I came to Etosha National Park, Namibia, for a research visit in the summer of 2017. The plan was to carry on some long-term research sampling, finish writing a grant proposal that spilled over into my research time (argh), get two Ph.D. students up and running in the field and lab, and as ever, collect that enticing, nay, transformative, “preliminary data” to snag me some grant funding. I’ll say we succeeded with the first two, and as for the latter two, that remains to be seen!
Here is my Ph.D. student, Yen-Hua, in my lab at UAlbany, marveling at the mountains of supplies for our trip to Namibia. I think it took him two days to open all the plastic cases holding these motion sensing cameras.
Were we going to fit all of that in our luggage? I hoped so. Did we? Nope. I knew better, but still made the mistake of trusting a bunch of our cameras to international express shipping, where they’ve been wasting away for the last month, stuck in customs in Namibia. I just got an invoice to release them this week, requesting that I pay what amounts to 72% of the value of the shipment. I sent back a fiery email suggesting they recalculate their charges or they could turn around and ship them back to the US. Somehow I’m still waiting for a response…
Between proposal writing and the work-life “balance” (ha ha), my research productivity took a real hit this trip. My husband and I were blinded by our love of Namibia and some romantic notion of the idyllic time we’d spend here with our two kids, so the whole family came for five weeks. We anticipated watching wildlife with our clean, well-behaved, inquisitive children, faces aglow in the African sunset, begging for more facts about the animals we observed together. Immediately after we bought the tickets we had our doubts, but stubbornly stuck to the plan. Here I am at JFK with my girls, at the start of a long and sleepless journey, loaded with research supplies, kid supplies, and a few things for myself.
There were some lovely moments, but also many times we both thought this trip was a huge mistake. I’ll just say I don’t think we’ll try to bring the whole family again for at least another 3-5 years. Here I am sitting on a dirt road poaching my neighbor’s wifi to upload the final files for my grant proposal and trying, unsuccessfully, to keep my daughter from chewing rocks.
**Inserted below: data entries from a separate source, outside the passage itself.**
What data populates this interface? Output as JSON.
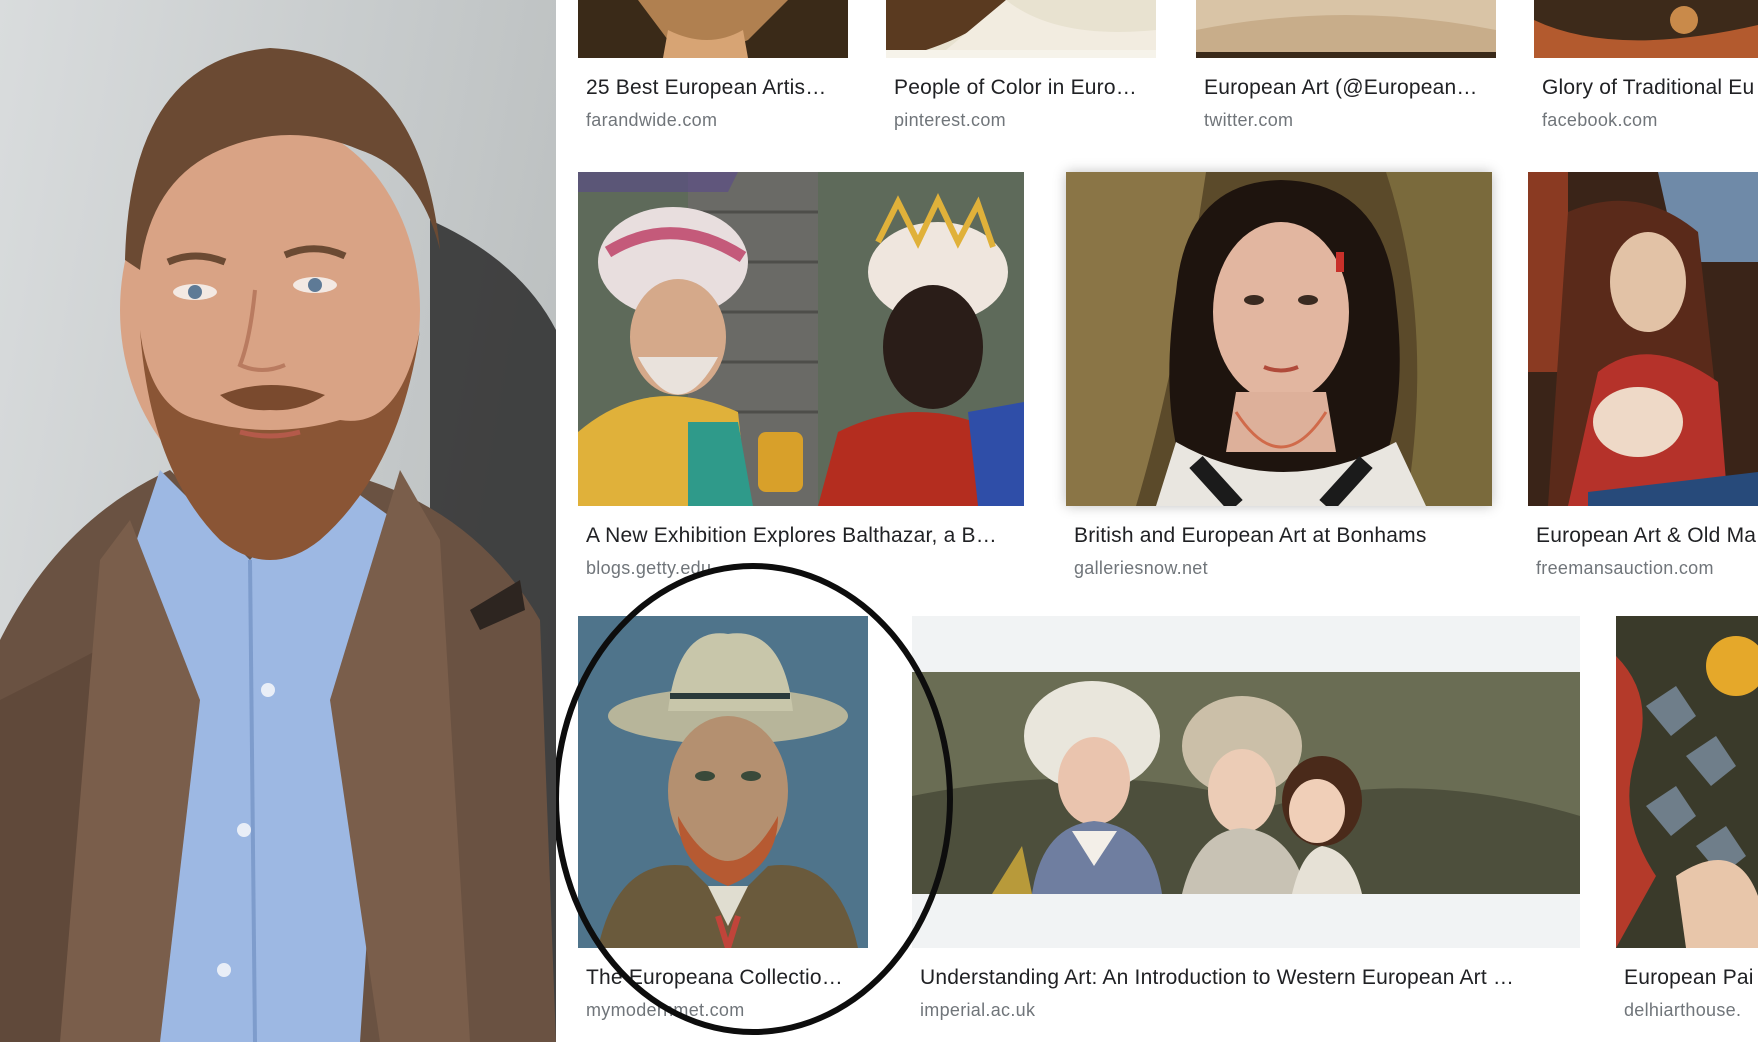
{
  "results": {
    "row1": [
      {
        "title": "25 Best European Artis…",
        "source": "farandwide.com"
      },
      {
        "title": "People of Color in Euro…",
        "source": "pinterest.com"
      },
      {
        "title": "European Art (@European…",
        "source": "twitter.com"
      },
      {
        "title": "Glory of Traditional Eu",
        "source": "facebook.com"
      }
    ],
    "row2": [
      {
        "title": "A New Exhibition Explores Balthazar, a B…",
        "source": "blogs.getty.edu"
      },
      {
        "title": "British and European Art at Bonhams",
        "source": "galleriesnow.net"
      },
      {
        "title": "European Art & Old Ma",
        "source": "freemansauction.com"
      }
    ],
    "row3": [
      {
        "title": "The Europeana Collectio…",
        "source": "mymodernmet.com"
      },
      {
        "title": "Understanding Art: An Introduction to Western European Art …",
        "source": "imperial.ac.uk"
      },
      {
        "title": "European Pai",
        "source": "delhiarthouse."
      }
    ]
  },
  "colors": {
    "title_text": "#202124",
    "source_text": "#70757a",
    "highlight_circle": "#0d0d0d",
    "placeholder_bg": "#f1f3f4"
  },
  "icons": [
    "man-portrait-photo",
    "highlight-circle"
  ]
}
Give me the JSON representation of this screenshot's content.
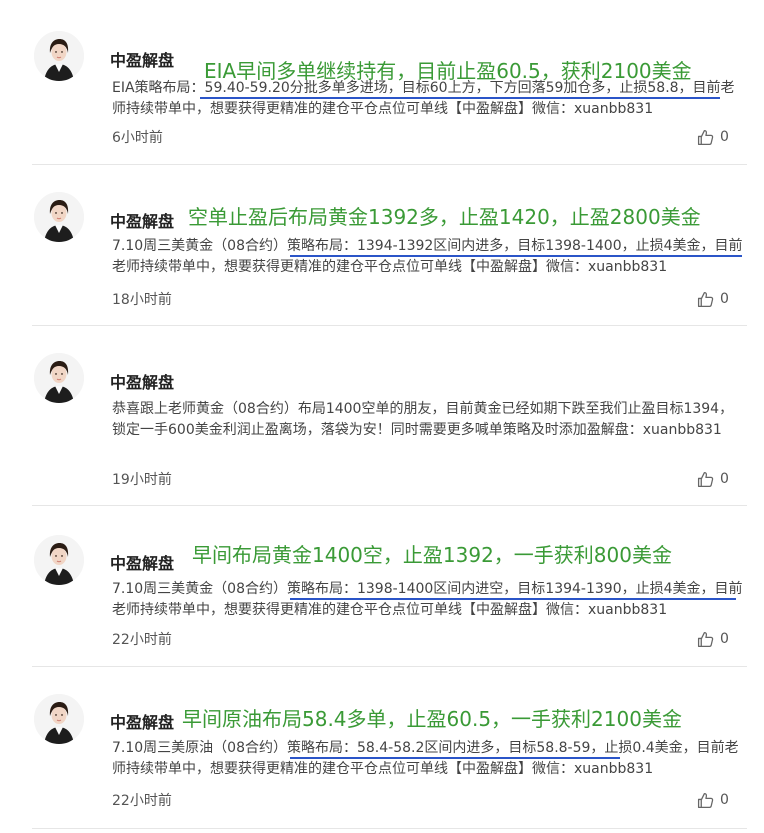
{
  "posts": [
    {
      "author": "中盈解盘",
      "headline": "EIA早间多单继续持有，目前止盈60.5，获利2100美金",
      "body": "EIA策略布局：59.40-59.20分批多单多进场，目标60上方，下方回落59加仓多，止损58.8，目前老师持续带单中，想要获得更精准的建仓平仓点位可单线【中盈解盘】微信：xuanbb831",
      "time": "6小时前",
      "likes": "0"
    },
    {
      "author": "中盈解盘",
      "headline": "空单止盈后布局黄金1392多，止盈1420，止盈2800美金",
      "body": "7.10周三美黄金（08合约）策略布局：1394-1392区间内进多，目标1398-1400，止损4美金，目前老师持续带单中，想要获得更精准的建仓平仓点位可单线【中盈解盘】微信：xuanbb831",
      "time": "18小时前",
      "likes": "0"
    },
    {
      "author": "中盈解盘",
      "headline": "",
      "body": "恭喜跟上老师黄金（08合约）布局1400空单的朋友，目前黄金已经如期下跌至我们止盈目标1394，锁定一手600美金利润止盈离场，落袋为安！同时需要更多喊单策略及时添加盈解盘：xuanbb831",
      "time": "19小时前",
      "likes": "0"
    },
    {
      "author": "中盈解盘",
      "headline": "早间布局黄金1400空，止盈1392，一手获利800美金",
      "body": "7.10周三美黄金（08合约）策略布局：1398-1400区间内进空，目标1394-1390，止损4美金，目前老师持续带单中，想要获得更精准的建仓平仓点位可单线【中盈解盘】微信：xuanbb831",
      "time": "22小时前",
      "likes": "0"
    },
    {
      "author": "中盈解盘",
      "headline": "早间原油布局58.4多单，止盈60.5，一手获利2100美金",
      "body": "7.10周三美原油（08合约）策略布局：58.4-58.2区间内进多，目标58.8-59，止损0.4美金，目前老师持续带单中，想要获得更精准的建仓平仓点位可单线【中盈解盘】微信：xuanbb831",
      "time": "22小时前",
      "likes": "0"
    }
  ],
  "colors": {
    "headline": "#3a9a36",
    "underline": "#2b55c8",
    "divider": "#e6e6e6"
  },
  "icons": {
    "avatar": "profile-photo-icon",
    "like": "thumbs-up-icon"
  }
}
Because, of course, the one day you really need the internet in office is the day it’s not functioning.